by Cathleen Elise Rossiter

Cardellino by Marco PreziosiThis morning as I was washing the dishes, staring out the kitchen window at the flutter of activity in the apple tree – watching the birds flitter from branch to branch, from the apple tree to the blueberry bush (the birds are on their annual summertime vigil for the perfect moment to abscond with the sapphire spheres of delight), from one birdbath to another – I began thinking of all the ways we do the same thing in our lives in an endless quest to find the perfect place on which to alight.  Perhaps our hyper-paced society has conditioned us to be impatient. Perhaps our training in instant gratification keeps us ever on the lookout for that one big thing that will satisfy all our needs, at least until our patience wears thin and we seek further gratification.

It is difficult to be patient. When you are searching for direction and answers to what your life is all about, you want the answers now so as to not waste time and get into the full swing of living a meaningful life.
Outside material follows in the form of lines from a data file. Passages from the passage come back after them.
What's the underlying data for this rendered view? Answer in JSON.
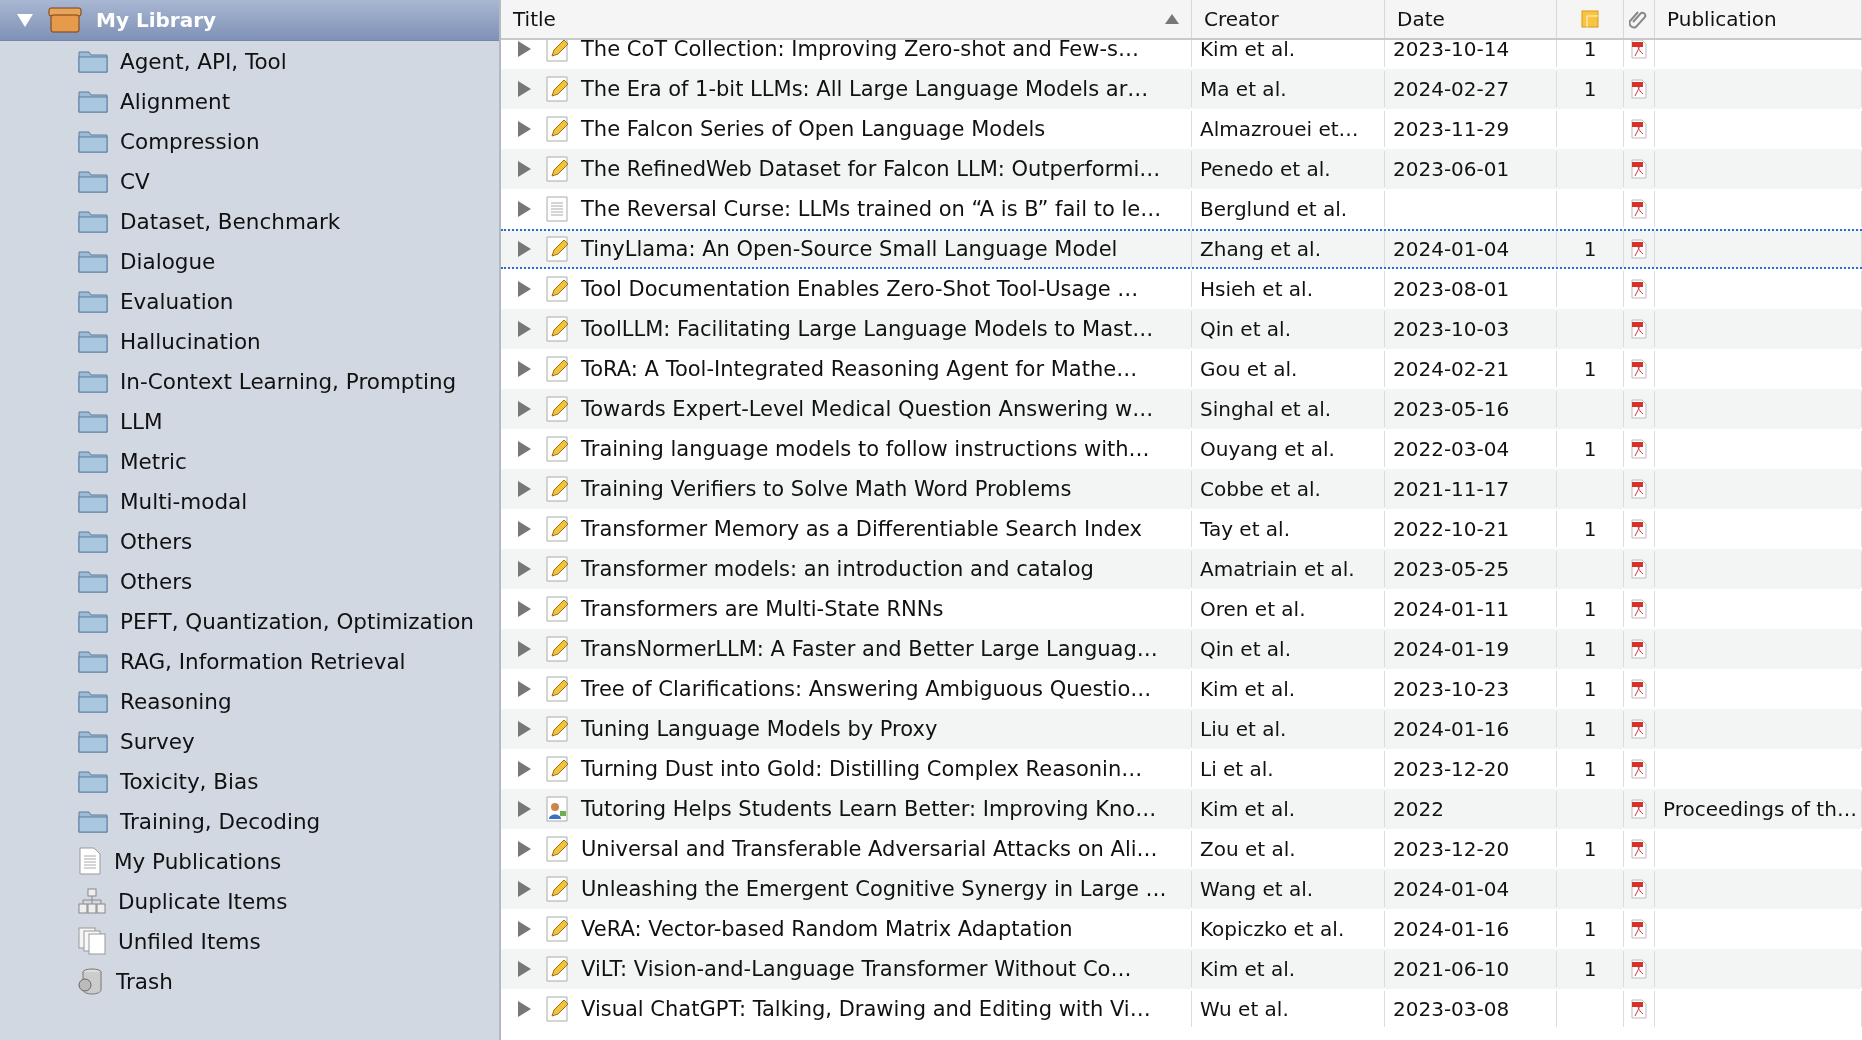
{
  "sidebar": {
    "library": {
      "label": "My Library",
      "expanded": true,
      "selected": true
    },
    "items": [
      {
        "label": "Agent, API, Tool",
        "kind": "folder",
        "selected": false
      },
      {
        "label": "Alignment",
        "kind": "folder",
        "selected": false
      },
      {
        "label": "Compression",
        "kind": "folder",
        "selected": false
      },
      {
        "label": "CV",
        "kind": "folder",
        "selected": false
      },
      {
        "label": "Dataset, Benchmark",
        "kind": "folder",
        "selected": false
      },
      {
        "label": "Dialogue",
        "kind": "folder",
        "selected": false
      },
      {
        "label": "Evaluation",
        "kind": "folder",
        "selected": false
      },
      {
        "label": "Hallucination",
        "kind": "folder",
        "selected": false
      },
      {
        "label": "In-Context Learning, Prompting",
        "kind": "folder",
        "selected": false
      },
      {
        "label": "LLM",
        "kind": "folder",
        "selected": false
      },
      {
        "label": "Metric",
        "kind": "folder",
        "selected": false
      },
      {
        "label": "Multi-modal",
        "kind": "folder",
        "selected": false
      },
      {
        "label": "Others",
        "kind": "folder",
        "selected": false
      },
      {
        "label": "Others",
        "kind": "folder",
        "selected": false
      },
      {
        "label": "PEFT, Quantization, Optimization",
        "kind": "folder",
        "selected": false
      },
      {
        "label": "RAG, Information Retrieval",
        "kind": "folder",
        "selected": false
      },
      {
        "label": "Reasoning",
        "kind": "folder",
        "selected": false
      },
      {
        "label": "Survey",
        "kind": "folder",
        "selected": false
      },
      {
        "label": "Toxicity, Bias",
        "kind": "folder",
        "selected": false
      },
      {
        "label": "Training, Decoding",
        "kind": "folder",
        "selected": false
      },
      {
        "label": "My Publications",
        "kind": "publications",
        "selected": false
      },
      {
        "label": "Duplicate Items",
        "kind": "duplicates",
        "selected": false
      },
      {
        "label": "Unfiled Items",
        "kind": "unfiled",
        "selected": false
      },
      {
        "label": "Trash",
        "kind": "trash",
        "selected": false
      }
    ]
  },
  "table": {
    "columns": [
      {
        "kind": "title",
        "label": "Title",
        "sorted_ascending": true
      },
      {
        "kind": "creator",
        "label": "Creator"
      },
      {
        "kind": "date",
        "label": "Date"
      },
      {
        "kind": "notes"
      },
      {
        "kind": "attachments"
      },
      {
        "kind": "publication",
        "label": "Publication"
      }
    ],
    "rows": [
      {
        "kind": "article",
        "title": "The CoT Collection: Improving Zero-shot and Few-s…",
        "creator": "Kim et al.",
        "date": "2023-10-14",
        "notes": "1",
        "has_pdf": true,
        "selected": false
      },
      {
        "kind": "article",
        "title": "The Era of 1-bit LLMs: All Large Language Models ar…",
        "creator": "Ma et al.",
        "date": "2024-02-27",
        "notes": "1",
        "has_pdf": true,
        "selected": false
      },
      {
        "kind": "article",
        "title": "The Falcon Series of Open Language Models",
        "creator": "Almazrouei et…",
        "date": "2023-11-29",
        "has_pdf": true,
        "selected": false
      },
      {
        "kind": "article",
        "title": "The RefinedWeb Dataset for Falcon LLM: Outperformi…",
        "creator": "Penedo et al.",
        "date": "2023-06-01",
        "has_pdf": true,
        "selected": false
      },
      {
        "kind": "document",
        "title": "The Reversal Curse: LLMs trained on “A is B” fail to le…",
        "creator": "Berglund et al.",
        "has_pdf": true,
        "selected": false
      },
      {
        "kind": "article",
        "title": "TinyLlama: An Open-Source Small Language Model",
        "creator": "Zhang et al.",
        "date": "2024-01-04",
        "notes": "1",
        "has_pdf": true,
        "selected": true
      },
      {
        "kind": "article",
        "title": "Tool Documentation Enables Zero-Shot Tool-Usage …",
        "creator": "Hsieh et al.",
        "date": "2023-08-01",
        "has_pdf": true,
        "selected": false
      },
      {
        "kind": "article",
        "title": "ToolLLM: Facilitating Large Language Models to Mast…",
        "creator": "Qin et al.",
        "date": "2023-10-03",
        "has_pdf": true,
        "selected": false
      },
      {
        "kind": "article",
        "title": "ToRA: A Tool-Integrated Reasoning Agent for Mathe…",
        "creator": "Gou et al.",
        "date": "2024-02-21",
        "notes": "1",
        "has_pdf": true,
        "selected": false
      },
      {
        "kind": "article",
        "title": "Towards Expert-Level Medical Question Answering w…",
        "creator": "Singhal et al.",
        "date": "2023-05-16",
        "has_pdf": true,
        "selected": false
      },
      {
        "kind": "article",
        "title": "Training language models to follow instructions with…",
        "creator": "Ouyang et al.",
        "date": "2022-03-04",
        "notes": "1",
        "has_pdf": true,
        "selected": false
      },
      {
        "kind": "article",
        "title": "Training Verifiers to Solve Math Word Problems",
        "creator": "Cobbe et al.",
        "date": "2021-11-17",
        "has_pdf": true,
        "selected": false
      },
      {
        "kind": "article",
        "title": "Transformer Memory as a Differentiable Search Index",
        "creator": "Tay et al.",
        "date": "2022-10-21",
        "notes": "1",
        "has_pdf": true,
        "selected": false
      },
      {
        "kind": "article",
        "title": "Transformer models: an introduction and catalog",
        "creator": "Amatriain et al.",
        "date": "2023-05-25",
        "has_pdf": true,
        "selected": false
      },
      {
        "kind": "article",
        "title": "Transformers are Multi-State RNNs",
        "creator": "Oren et al.",
        "date": "2024-01-11",
        "notes": "1",
        "has_pdf": true,
        "selected": false
      },
      {
        "kind": "article",
        "title": "TransNormerLLM: A Faster and Better Large Languag…",
        "creator": "Qin et al.",
        "date": "2024-01-19",
        "notes": "1",
        "has_pdf": true,
        "selected": false
      },
      {
        "kind": "article",
        "title": "Tree of Clarifications: Answering Ambiguous Questio…",
        "creator": "Kim et al.",
        "date": "2023-10-23",
        "notes": "1",
        "has_pdf": true,
        "selected": false
      },
      {
        "kind": "article",
        "title": "Tuning Language Models by Proxy",
        "creator": "Liu et al.",
        "date": "2024-01-16",
        "notes": "1",
        "has_pdf": true,
        "selected": false
      },
      {
        "kind": "article",
        "title": "Turning Dust into Gold: Distilling Complex Reasonin…",
        "creator": "Li et al.",
        "date": "2023-12-20",
        "notes": "1",
        "has_pdf": true,
        "selected": false
      },
      {
        "kind": "conference",
        "title": "Tutoring Helps Students Learn Better: Improving Kno…",
        "creator": "Kim et al.",
        "date": "2022",
        "has_pdf": true,
        "publication": "Proceedings of th…",
        "selected": false
      },
      {
        "kind": "article",
        "title": "Universal and Transferable Adversarial Attacks on Ali…",
        "creator": "Zou et al.",
        "date": "2023-12-20",
        "notes": "1",
        "has_pdf": true,
        "selected": false
      },
      {
        "kind": "article",
        "title": "Unleashing the Emergent Cognitive Synergy in Large …",
        "creator": "Wang et al.",
        "date": "2024-01-04",
        "has_pdf": true,
        "selected": false
      },
      {
        "kind": "article",
        "title": "VeRA: Vector-based Random Matrix Adaptation",
        "creator": "Kopiczko et al.",
        "date": "2024-01-16",
        "notes": "1",
        "has_pdf": true,
        "selected": false
      },
      {
        "kind": "article",
        "title": "ViLT: Vision-and-Language Transformer Without Co…",
        "creator": "Kim et al.",
        "date": "2021-06-10",
        "notes": "1",
        "has_pdf": true,
        "selected": false
      },
      {
        "kind": "article",
        "title": "Visual ChatGPT: Talking, Drawing and Editing with Vi…",
        "creator": "Wu et al.",
        "date": "2023-03-08",
        "has_pdf": true,
        "selected": false
      }
    ]
  }
}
I am not immune. Finding your calling in life is oftentimes a painful, drawn-out process. Even when you discover the What, the How, Why, Where, and When may remain elusive.  Sometimes we feel guilty for the gift of knowing our What, so we fret over whether we have made the right decision, even when all the evidence points to the affirmative. We feel the driving need to flitter from branch to branch, from apple tree to blueberry bush, from one birdbath to another just to be certain that we chose the right branch in the first place. All the while, we keep waiting for our life to begin.
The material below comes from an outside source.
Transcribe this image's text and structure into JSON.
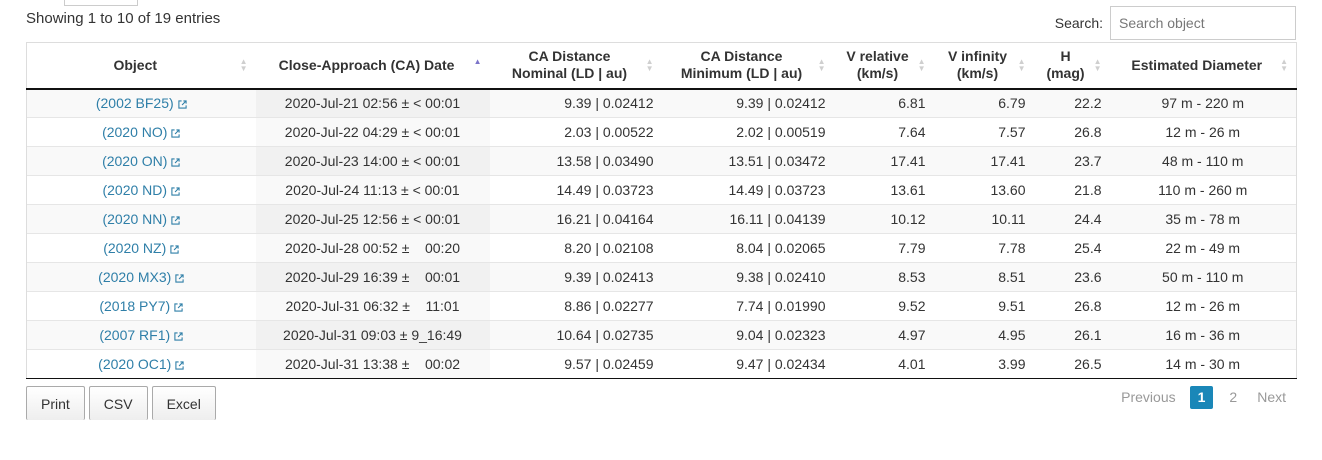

Cardellino, by Italian wildlife artist Marco Preziosi reminds me of the need to settle in for a while on each branch, observe my surroundings, enjoy them, and be happy that I am alive, knowing that the life I have lived thus far is part of the ultimate answer and the training I need to be prepared for what is to come.  The answers will come if I stay still long enough to hear and listen. All the flittering and fluttering creates a din that drowns out the still, small voice whispering the answers we seek.
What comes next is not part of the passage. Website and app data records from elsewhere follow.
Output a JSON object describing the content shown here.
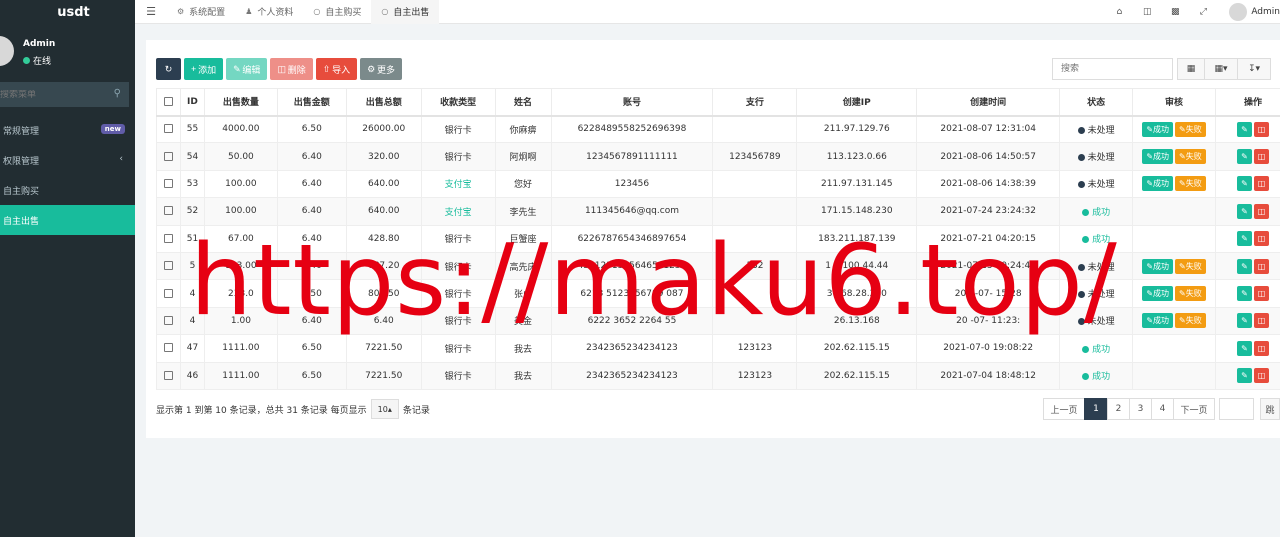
{
  "app": {
    "brand": "usdt"
  },
  "sidebar": {
    "user_name": "Admin",
    "user_status": "在线",
    "search_placeholder": "搜索菜单",
    "items": [
      {
        "label": "常规管理",
        "badge": "new"
      },
      {
        "label": "权限管理",
        "chevron": "‹"
      },
      {
        "label": "自主购买"
      },
      {
        "label": "自主出售"
      }
    ]
  },
  "topbar": {
    "tabs": [
      {
        "icon": "gear-icon",
        "glyph": "⚙",
        "label": "系统配置"
      },
      {
        "icon": "user-icon",
        "glyph": "♟",
        "label": "个人资料"
      },
      {
        "icon": "circle-icon",
        "glyph": "○",
        "label": "自主购买"
      },
      {
        "icon": "circle-icon",
        "glyph": "○",
        "label": "自主出售"
      }
    ],
    "user": "Admin"
  },
  "toolbar": {
    "add": "添加",
    "edit": "编辑",
    "delete": "删除",
    "import": "导入",
    "more": "更多",
    "search_placeholder": "搜索"
  },
  "table": {
    "headers": [
      "ID",
      "出售数量",
      "出售金额",
      "出售总额",
      "收款类型",
      "姓名",
      "账号",
      "支行",
      "创建IP",
      "创建时间",
      "状态",
      "审核",
      "操作"
    ],
    "rows": [
      {
        "id": "55",
        "qty": "4000.00",
        "price": "6.50",
        "total": "26000.00",
        "type": "银行卡",
        "name": "你麻痹",
        "account": "6228489558252696398",
        "branch": "",
        "ip": "211.97.129.76",
        "time": "2021-08-07 12:31:04",
        "status": "未处理"
      },
      {
        "id": "54",
        "qty": "50.00",
        "price": "6.40",
        "total": "320.00",
        "type": "银行卡",
        "name": "阿炯啊",
        "account": "1234567891111111",
        "branch": "123456789",
        "ip": "113.123.0.66",
        "time": "2021-08-06 14:50:57",
        "status": "未处理"
      },
      {
        "id": "53",
        "qty": "100.00",
        "price": "6.40",
        "total": "640.00",
        "type": "支付宝",
        "name": "您好",
        "account": "123456",
        "branch": "",
        "ip": "211.97.131.145",
        "time": "2021-08-06 14:38:39",
        "status": "未处理"
      },
      {
        "id": "52",
        "qty": "100.00",
        "price": "6.40",
        "total": "640.00",
        "type": "支付宝",
        "name": "李先生",
        "account": "111345646@qq.com",
        "branch": "",
        "ip": "171.15.148.230",
        "time": "2021-07-24 23:24:32",
        "status": "成功"
      },
      {
        "id": "51",
        "qty": "67.00",
        "price": "6.40",
        "total": "428.80",
        "type": "银行卡",
        "name": "巨蟹座",
        "account": "6226787654346897654",
        "branch": "",
        "ip": "183.211.187.139",
        "time": "2021-07-21 04:20:15",
        "status": "成功"
      },
      {
        "id": "5",
        "qty": "123.00",
        "price": "6.40",
        "total": "787.20",
        "type": "银行卡",
        "name": "高先床",
        "account": "4561231345646541256",
        "branch": "132",
        "ip": "1 8.100.44.44",
        "time": "2021-07-15 20:24:42",
        "status": "未处理"
      },
      {
        "id": "4",
        "qty": "233.0",
        "price": "6.50",
        "total": "801 50",
        "type": "银行卡",
        "name": "张山",
        "account": "6213 5123456789 087",
        "branch": "",
        "ip": "3.168.28.240",
        "time": "202 -07-  15:28",
        "status": "未处理"
      },
      {
        "id": "4",
        "qty": "1.00",
        "price": "6.40",
        "total": "6.40",
        "type": "银行卡",
        "name": "美金",
        "account": "6222 3652  2264 55",
        "branch": "",
        "ip": " 26.13.168",
        "time": "20 -07-  11:23:",
        "status": "未处理"
      },
      {
        "id": "47",
        "qty": "1111.00",
        "price": "6.50",
        "total": "7221.50",
        "type": "银行卡",
        "name": "我去",
        "account": "2342365234234123",
        "branch": "123123",
        "ip": "202.62.115.15",
        "time": "2021-07-0  19:08:22",
        "status": "成功"
      },
      {
        "id": "46",
        "qty": "1111.00",
        "price": "6.50",
        "total": "7221.50",
        "type": "银行卡",
        "name": "我去",
        "account": "2342365234234123",
        "branch": "123123",
        "ip": "202.62.115.15",
        "time": "2021-07-04 18:48:12",
        "status": "成功"
      }
    ],
    "audit_ok": "成功",
    "audit_fail": "失败"
  },
  "footer": {
    "info": "显示第 1 到第 10 条记录，总共 31 条记录 每页显示",
    "page_size": "10",
    "suffix": "条记录",
    "prev": "上一页",
    "pages": [
      "1",
      "2",
      "3",
      "4"
    ],
    "next": "下一页",
    "go": "跳"
  },
  "watermark": "https://maku6.top/",
  "colors": {
    "sidebar": "#222d32",
    "accent": "#18bc9c",
    "danger": "#e74c3c",
    "warning": "#f39c12",
    "watermark": "#e60012"
  }
}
2015 Copyright - Cathleen Elise

Clarity Through Delay: Part One

calder-grandson-554x700 This past December, I went to two major exhibitions here in the Boston, MA area – Alexander Calder at the Peabody Essex Museum in Salem, MA and Fransisco Goya at the Museum of Fine Arts, Boston, MA. My intent was to attend these exhibits, pick a piece that spoke to me, then write about what I learned. I was not prepared for what happened next.

Days, weeks, months plodded by with no inkling of what to write, nor the desire to do so. This is a new feeling for me. If writing is my oxygen, what happened to my supply? What was wrong with me? Was I fooling myself when I laid claim to the title Writer? An overwhelming sense of failure and of having disappointed people took over which kept me frozen, lifeless in the lands of the blank page and empty mind.

Through the love and caring of a dear friend, he freed me from these frozen wastelands by reminding me of my own words when he uttered that fateful word Excuses.

How many times have I chided others for choosing to be overwhelmed? How many times have I repeated with disdain my catch-phrase, “Being overwhelmed is a choice. Stop moaning and tackle the pile from the top. It’ll be cleared away in no time,”? How blind are those who refuse to see as I have been.

The choice to be overwhelmed stems from a fear of some kind. In this instance, mine was the fear of imperfection. I am a writer after all. I can’t have improper sentences, misspelled words, and unsavory slang riddling my thoughts and permanently engraved in cyberspace. Surprise, Cathleen! Writers are here to record and re-tell the stories of Humanity in all its imperfection.

Goya and Calder have taught me many things, of which I will write later. Those I am most grateful for are the lessons that there is beauty in imperfection, imbalance – the good, the bad, and the ugly as it were -, and that the only way I can fail as a writer, indeed as a Human Being, is not to express that beauty, to remain silent in fear of misunderstanding or misspeaking. As my friend so adeptly showed me by example, if I don’t say anything, I am not loving those I proclaim to care about.

So, kind readers, I place my thoughts before you. Incomplete. Imperfect. In love. Thank you, Kevin.

vcm_s_kf_repr_832x624 - Large cropped